This high quality wooden aircraft model is built by master craftsman. These models are for the most exclusive collectors and will highlight any airplane model collection. Now you can own one of these fine plane models at an affordable price.
This model airplane comes with it's own stand and a commanding brass plaque with a description of the model aircraft and it's duties.
Picture this amazing model plane on display in your office or den! Your friends will be in awe of the quality and detail.
In 1963, USAF modified 150 Skyraiders into A-1Es for use by the 1st Air Commando Wing. USAF units began flying the Skyraider in Vietnam in 1964 and by the end of 1972, the last of the A-1s of the 1st Special Operations Squadron were turned over to the VNAF. In those eight years of operations, the Air Force used the Skyraider for a variety of missions. There were A-1 squadrons which flew exclusively at night to interdict truck traffic along the Ho Chi Minh trail. Other squadrons were supporting General Vang Pao and his loyalists in Laos. Army special operations were also supported by A-1s on priority missions.
The common bond between all A-1 squadrons was SAR , They were also used to perform one of the Skyraider's most famous roles: the "Sandy" helicopter escort on combat rescues. USAF Major Bernard F. Fisher piloted an A-1E on the 10 March 1966 mission for which he was awarded the Medal of Honor for rescuing Major "Jump" Myers at A Shau Special Forces Camp. USAF Colonel William A. Jones, III piloted an A-1H on the 1 September 1968 mission for which he was awarded the Medal of Honor. In that mission, despid to his base and reported the position of a downed US airman.

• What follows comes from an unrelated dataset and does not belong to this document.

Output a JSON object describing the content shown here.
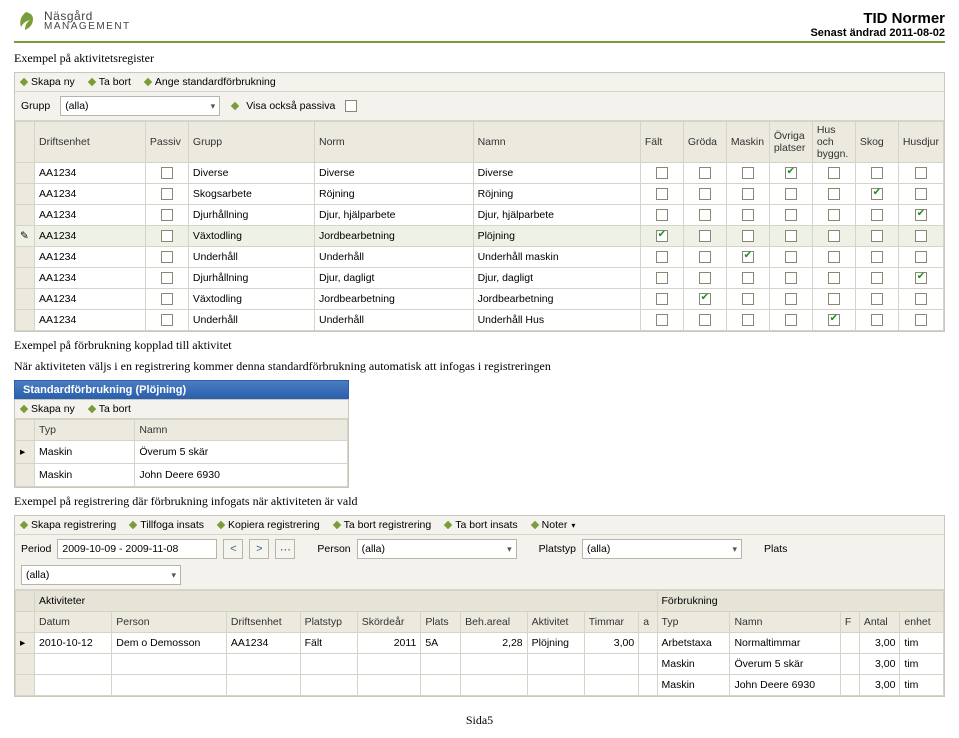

The Skyraider had all the necessary assets; speed, ordnance carrying capability, communications, and the ability to withstand punishment. Since the A-1 was frequently operated near its maximum gross weight, its speed capability was not fast. There was a standing joke among Spad drivers. There was only one speed you had to remember- 120 knots. You took off at 120 knots, cruised at 120 knots, and landed at 120 knots. Weapons deliveries were planned at higher airspeeds, maybe as high as 250 knots, but after third or fourth pass, 120 knots worked for weapons delivery too.